◆ **ACTIVITY**
Find the lines below in which the string "this" occurs. Copy each one.

◇ ◇ ◇

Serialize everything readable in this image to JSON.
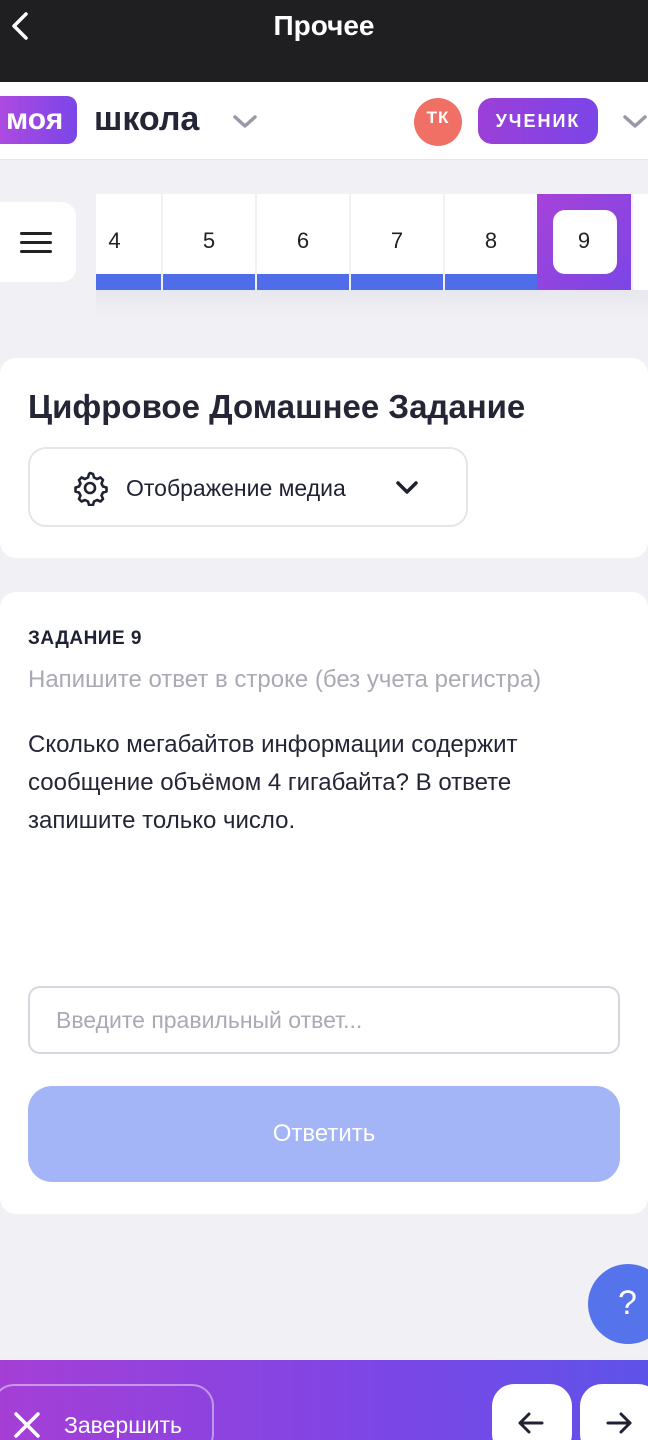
{
  "header": {
    "title": "Прочее",
    "back_icon": "chevron-left-icon"
  },
  "brand": {
    "logo_part1": "моя",
    "logo_part2": "школа",
    "user_initials": "ТК",
    "role": "УЧЕНИК"
  },
  "task_nav": {
    "numbers": [
      "4",
      "5",
      "6",
      "7",
      "8",
      "9"
    ],
    "active": "9"
  },
  "section": {
    "title": "Цифровое Домашнее Задание",
    "media_label": "Отображение медиа"
  },
  "task": {
    "label": "ЗАДАНИЕ 9",
    "hint": "Напишите ответ в строке (без учета регистра)",
    "question": "Сколько мегабайтов информации содержит сообщение объёмом 4 гигабайта? В ответе запишите только число.",
    "answer_placeholder": "Введите правильный ответ...",
    "answer_value": "",
    "submit_label": "Ответить"
  },
  "help": {
    "label": "?"
  },
  "footer": {
    "finish_label": "Завершить"
  },
  "colors": {
    "accent_purple": "#9b3fd8",
    "accent_blue": "#4f6de8",
    "submit_disabled": "#a3b4f7",
    "avatar": "#f07066"
  }
}
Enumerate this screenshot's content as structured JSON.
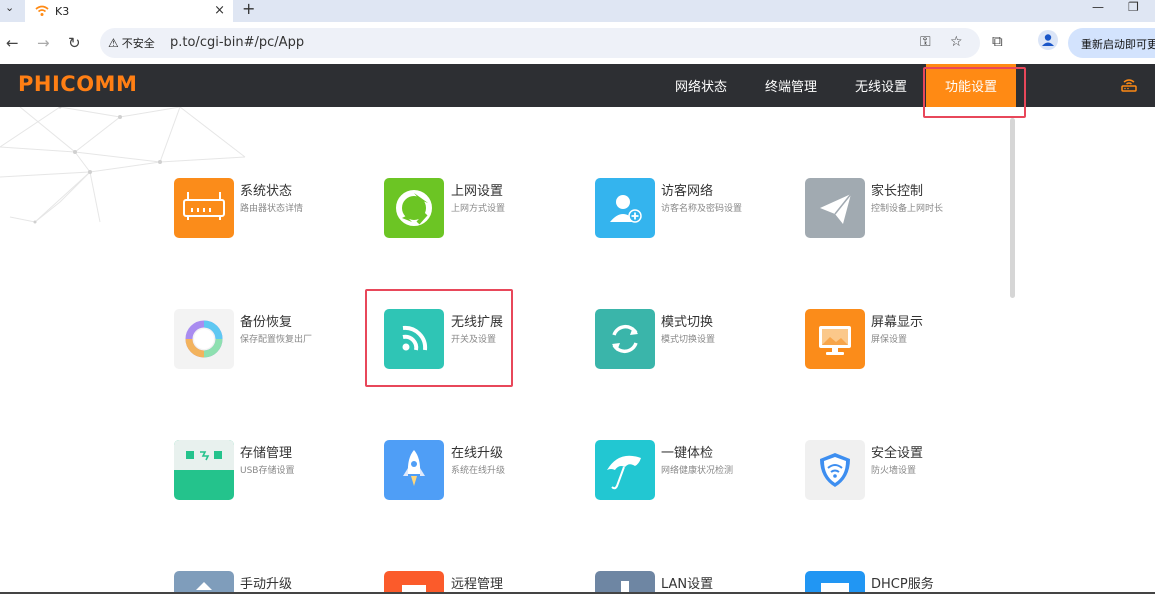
{
  "browser": {
    "tab_title": "K3",
    "url": "p.to/cgi-bin#/pc/App",
    "security_label": "不安全",
    "restart_label": "重新启动即可更新",
    "new_tab": "+",
    "tab_close": "×"
  },
  "header": {
    "logo": "PHICOMM",
    "nav": [
      {
        "label": "网络状态"
      },
      {
        "label": "终端管理"
      },
      {
        "label": "无线设置"
      },
      {
        "label": "功能设置",
        "active": true
      }
    ]
  },
  "apps": [
    {
      "title": "系统状态",
      "subtitle": "路由器状态详情",
      "icon": "router-icon",
      "color": "#fb8c1a"
    },
    {
      "title": "上网设置",
      "subtitle": "上网方式设置",
      "icon": "internet-icon",
      "color": "#6cc524"
    },
    {
      "title": "访客网络",
      "subtitle": "访客名称及密码设置",
      "icon": "add-user-icon",
      "color": "#34b4ee"
    },
    {
      "title": "家长控制",
      "subtitle": "控制设备上网时长",
      "icon": "paper-plane-icon",
      "color": "#a1aab1"
    },
    {
      "title": "备份恢复",
      "subtitle": "保存配置恢复出厂",
      "icon": "backup-ring-icon",
      "color": "#f3f3f3"
    },
    {
      "title": "无线扩展",
      "subtitle": "开关及设置",
      "icon": "wireless-extend-icon",
      "color": "#2fc5b5"
    },
    {
      "title": "模式切换",
      "subtitle": "模式切换设置",
      "icon": "mode-switch-icon",
      "color": "#3ab5aa"
    },
    {
      "title": "屏幕显示",
      "subtitle": "屏保设置",
      "icon": "screen-icon",
      "color": "#fb8c1a"
    },
    {
      "title": "存储管理",
      "subtitle": "USB存储设置",
      "icon": "usb-storage-icon",
      "color": "#24c38c"
    },
    {
      "title": "在线升级",
      "subtitle": "系统在线升级",
      "icon": "rocket-icon",
      "color": "#4f9ef6"
    },
    {
      "title": "一键体检",
      "subtitle": "网络健康状况检测",
      "icon": "umbrella-icon",
      "color": "#22c7d2"
    },
    {
      "title": "安全设置",
      "subtitle": "防火墙设置",
      "icon": "shield-wifi-icon",
      "color": "#f0f0f0"
    },
    {
      "title": "手动升级",
      "subtitle": "",
      "icon": "manual-upgrade-icon",
      "color": "#7f9dbb"
    },
    {
      "title": "远程管理",
      "subtitle": "",
      "icon": "remote-manage-icon",
      "color": "#fb5b2b"
    },
    {
      "title": "LAN设置",
      "subtitle": "",
      "icon": "lan-icon",
      "color": "#6e86a3"
    },
    {
      "title": "DHCP服务",
      "subtitle": "",
      "icon": "dhcp-icon",
      "color": "#2196f3"
    }
  ],
  "colors": {
    "accent": "#ff8a14",
    "header_bg": "#2d2f33",
    "highlight_border": "#e8475a"
  }
}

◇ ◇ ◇

◆ **EXERCISE RESULT**
Serialize everything readable in this image to JSON.
Enumerate this screenshot's content as structured JSON.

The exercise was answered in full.